Should it really be taken as tangential that here, today, we can not really parade the Blessed Sacrament through the street? Or a statue of Mary? Or, that when such things are done and we can see crowds busily moving like a fish feeding frenzy- just to get a piece of contact with God-  these crowds are generally not white Westerners? (And if they are, they are young (gay?) men with half-a foot in seminary?). Doesn't this tell us that "the holy", as Catholics have traditionally experienced it, is completely tied to the operation of a logic found within the community life, and so does not live and work independently from it? 

Though I believe He is still heard in the corners, there is a great silence of God in these times. This is expressed in the utter incomprehension of the majority of members of my generation to see the relevance of the concept of God for their lives. On the other hand, I am convinced reactionary fundamentalisms aimed at recovering the old world of belief only deepens this incomprehension. 

If it appears God has left us, if it appears God has broken with us, I think it must be because we have broken our communion with one another in some sense. Perhaps this is the darker side of the gains of political life in the last centuries. 

Each like a sheep has gone astray
Each has gone his own way...

Yet we know that the world is groaning to be repaired, and so the work of religion can not be over, if the purpose of religion is indeed to hold us together, lifting us into what is beyond our own selves, and not just an individual path for a life lived rightly. 

God is in the tomb. He is dead, but death can not keep him. He will rise, transfigured, changed. Isn't faith following this path, even if we don't know in advance what his rising will be like? 

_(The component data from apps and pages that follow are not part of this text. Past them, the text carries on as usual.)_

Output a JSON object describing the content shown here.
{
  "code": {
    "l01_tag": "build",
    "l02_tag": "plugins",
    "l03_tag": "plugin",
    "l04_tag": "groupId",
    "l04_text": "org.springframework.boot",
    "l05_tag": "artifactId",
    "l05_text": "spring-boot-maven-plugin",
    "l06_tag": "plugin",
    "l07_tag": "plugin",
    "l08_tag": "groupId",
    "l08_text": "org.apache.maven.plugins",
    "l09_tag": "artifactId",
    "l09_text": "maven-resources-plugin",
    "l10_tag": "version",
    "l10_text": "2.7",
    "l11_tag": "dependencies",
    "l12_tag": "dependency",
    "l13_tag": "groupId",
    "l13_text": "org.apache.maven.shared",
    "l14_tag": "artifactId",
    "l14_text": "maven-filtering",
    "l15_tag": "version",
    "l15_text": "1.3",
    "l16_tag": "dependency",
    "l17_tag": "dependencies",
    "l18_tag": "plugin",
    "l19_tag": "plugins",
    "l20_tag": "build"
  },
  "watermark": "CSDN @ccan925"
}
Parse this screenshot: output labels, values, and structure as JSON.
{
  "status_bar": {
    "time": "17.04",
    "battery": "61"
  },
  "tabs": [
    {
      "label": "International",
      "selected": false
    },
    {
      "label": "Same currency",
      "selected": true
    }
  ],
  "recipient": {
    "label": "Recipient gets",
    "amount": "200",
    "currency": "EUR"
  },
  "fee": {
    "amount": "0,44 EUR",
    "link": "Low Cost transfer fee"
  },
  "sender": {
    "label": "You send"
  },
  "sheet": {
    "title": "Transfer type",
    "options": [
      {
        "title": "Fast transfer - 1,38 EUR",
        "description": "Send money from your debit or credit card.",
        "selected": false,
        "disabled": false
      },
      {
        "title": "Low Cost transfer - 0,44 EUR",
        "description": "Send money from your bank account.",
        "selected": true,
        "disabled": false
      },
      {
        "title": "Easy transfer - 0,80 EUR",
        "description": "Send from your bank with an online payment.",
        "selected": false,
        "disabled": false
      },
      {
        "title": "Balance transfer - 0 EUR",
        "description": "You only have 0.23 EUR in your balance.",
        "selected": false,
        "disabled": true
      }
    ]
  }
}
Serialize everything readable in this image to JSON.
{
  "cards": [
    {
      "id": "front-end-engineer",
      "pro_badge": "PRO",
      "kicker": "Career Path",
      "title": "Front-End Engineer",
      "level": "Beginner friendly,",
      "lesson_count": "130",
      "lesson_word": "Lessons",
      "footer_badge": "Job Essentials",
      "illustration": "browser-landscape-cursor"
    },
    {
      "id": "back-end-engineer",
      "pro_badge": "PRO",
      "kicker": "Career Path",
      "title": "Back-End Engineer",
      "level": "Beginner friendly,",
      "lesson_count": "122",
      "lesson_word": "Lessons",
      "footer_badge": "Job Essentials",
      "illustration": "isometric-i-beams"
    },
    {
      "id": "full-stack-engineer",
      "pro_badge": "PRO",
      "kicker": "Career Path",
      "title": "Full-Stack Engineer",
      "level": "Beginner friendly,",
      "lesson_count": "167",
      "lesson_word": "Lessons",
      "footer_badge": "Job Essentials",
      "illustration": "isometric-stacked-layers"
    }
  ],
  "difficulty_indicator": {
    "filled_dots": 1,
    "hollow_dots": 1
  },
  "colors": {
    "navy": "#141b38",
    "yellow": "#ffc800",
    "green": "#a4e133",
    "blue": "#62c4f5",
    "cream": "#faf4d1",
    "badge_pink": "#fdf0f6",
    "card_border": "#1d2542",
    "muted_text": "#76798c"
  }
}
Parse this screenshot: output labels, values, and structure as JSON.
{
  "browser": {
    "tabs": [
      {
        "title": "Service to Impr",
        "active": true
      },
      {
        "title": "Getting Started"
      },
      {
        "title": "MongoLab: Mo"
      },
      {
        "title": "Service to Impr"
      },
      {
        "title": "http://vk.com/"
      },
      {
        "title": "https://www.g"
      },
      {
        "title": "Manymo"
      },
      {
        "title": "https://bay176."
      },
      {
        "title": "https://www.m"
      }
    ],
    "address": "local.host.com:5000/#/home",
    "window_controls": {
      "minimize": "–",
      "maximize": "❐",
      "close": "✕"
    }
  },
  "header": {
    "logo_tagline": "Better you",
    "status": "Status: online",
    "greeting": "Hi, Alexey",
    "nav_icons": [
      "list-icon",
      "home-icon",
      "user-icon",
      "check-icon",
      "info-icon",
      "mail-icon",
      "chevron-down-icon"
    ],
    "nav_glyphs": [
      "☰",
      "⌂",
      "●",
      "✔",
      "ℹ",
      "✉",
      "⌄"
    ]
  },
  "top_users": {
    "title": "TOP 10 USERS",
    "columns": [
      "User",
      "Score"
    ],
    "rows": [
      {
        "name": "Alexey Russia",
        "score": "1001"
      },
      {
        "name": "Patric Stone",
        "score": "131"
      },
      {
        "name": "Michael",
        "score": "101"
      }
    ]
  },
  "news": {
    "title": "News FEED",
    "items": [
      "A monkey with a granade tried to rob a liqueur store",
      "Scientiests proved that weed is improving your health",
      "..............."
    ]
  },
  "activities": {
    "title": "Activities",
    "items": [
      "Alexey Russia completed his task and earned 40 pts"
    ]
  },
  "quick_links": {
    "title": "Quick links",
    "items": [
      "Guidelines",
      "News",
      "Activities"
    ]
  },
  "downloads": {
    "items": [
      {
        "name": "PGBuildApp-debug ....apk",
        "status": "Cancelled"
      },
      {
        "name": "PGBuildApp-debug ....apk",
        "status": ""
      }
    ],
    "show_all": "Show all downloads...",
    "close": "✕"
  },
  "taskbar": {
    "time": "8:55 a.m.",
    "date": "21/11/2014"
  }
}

I said to my soul, be still, and let the dark come upon you
Which shall be the darkness of God. As in a theatre,
The lights are extinguished, for the scene to be changed.
With a hollow rumble of wings, with a movement of darkness on darkness,
And we know that the hills and the trees, the distant panorama
And bold imposing facade are all being rolled away-
Or, as when an underground train, in the tube, stops too long between

Friday, 6 April 2012

Holy Wound

O tenderly worded palm inscribed;
the hand that bleeds is the hand that guides;
crushed, the finger pointing to hallowed skies;
from none, 
from one, 
from her, from all derived           tenderly;
O wounded palm, I'll touch Thy blood to doubt.

skin tethered, en-skinned text;
the word spoken speaks, blesses, is blest;
presses palm to heart, prays, is prayed, is pressed;
laments, is lamented, suffers, comes to rest.

from above
from blood,
for blood;
from flesh 
to flesh to give;
Life taking up life, 
to die to live.
to wound the Wound 
to mend It;
forsaken of grace 
to send it;
deprived of aid 
to lend it;
succumbed to sorrow
to fend it
at last away and forever. 

O tenderly worded palm inscribed
by Adam's deed,
by Eve's vale-low cries;
from love, for love
from the Father,
with the Dove,
Take my palm in thine 
and glove 
it with thine own.

jordan dejonge